App and web page records:

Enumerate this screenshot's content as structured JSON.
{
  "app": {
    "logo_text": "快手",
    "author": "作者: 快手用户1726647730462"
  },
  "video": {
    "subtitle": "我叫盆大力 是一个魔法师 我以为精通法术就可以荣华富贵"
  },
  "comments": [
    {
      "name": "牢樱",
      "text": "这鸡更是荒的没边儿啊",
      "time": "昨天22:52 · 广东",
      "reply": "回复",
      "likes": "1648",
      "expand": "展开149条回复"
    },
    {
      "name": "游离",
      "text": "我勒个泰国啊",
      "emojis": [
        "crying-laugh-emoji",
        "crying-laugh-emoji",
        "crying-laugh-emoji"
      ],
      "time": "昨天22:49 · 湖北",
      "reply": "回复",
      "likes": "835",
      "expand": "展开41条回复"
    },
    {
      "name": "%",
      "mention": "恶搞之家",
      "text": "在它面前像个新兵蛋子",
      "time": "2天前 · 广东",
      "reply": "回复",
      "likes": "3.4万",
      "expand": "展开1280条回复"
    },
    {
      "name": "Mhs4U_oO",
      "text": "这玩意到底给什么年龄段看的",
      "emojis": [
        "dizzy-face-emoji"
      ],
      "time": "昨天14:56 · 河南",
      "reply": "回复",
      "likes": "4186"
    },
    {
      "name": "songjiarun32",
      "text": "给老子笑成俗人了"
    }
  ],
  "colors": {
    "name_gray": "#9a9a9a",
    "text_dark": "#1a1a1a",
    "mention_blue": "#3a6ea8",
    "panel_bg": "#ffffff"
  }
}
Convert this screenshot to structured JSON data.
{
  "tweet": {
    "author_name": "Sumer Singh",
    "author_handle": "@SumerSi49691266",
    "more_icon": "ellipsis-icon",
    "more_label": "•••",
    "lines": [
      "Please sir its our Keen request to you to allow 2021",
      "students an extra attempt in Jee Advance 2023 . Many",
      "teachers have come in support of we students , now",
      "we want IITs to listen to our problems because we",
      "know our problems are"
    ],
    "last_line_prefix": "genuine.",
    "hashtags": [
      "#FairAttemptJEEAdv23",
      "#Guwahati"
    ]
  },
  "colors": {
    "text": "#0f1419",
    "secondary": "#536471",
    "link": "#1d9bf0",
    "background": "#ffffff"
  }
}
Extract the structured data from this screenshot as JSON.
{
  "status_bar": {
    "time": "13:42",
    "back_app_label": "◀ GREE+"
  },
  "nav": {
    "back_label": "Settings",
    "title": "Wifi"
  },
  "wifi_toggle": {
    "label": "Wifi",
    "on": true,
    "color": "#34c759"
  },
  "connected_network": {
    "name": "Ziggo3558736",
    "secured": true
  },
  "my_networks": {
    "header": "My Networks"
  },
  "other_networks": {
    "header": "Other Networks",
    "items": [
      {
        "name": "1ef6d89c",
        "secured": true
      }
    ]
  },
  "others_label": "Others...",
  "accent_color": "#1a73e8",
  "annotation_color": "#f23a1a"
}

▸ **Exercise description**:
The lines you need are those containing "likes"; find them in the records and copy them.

▸ **Response below**:
      "likes": "1648",
      "likes": "835",
      "likes": "3.4万",
      "likes": "4186"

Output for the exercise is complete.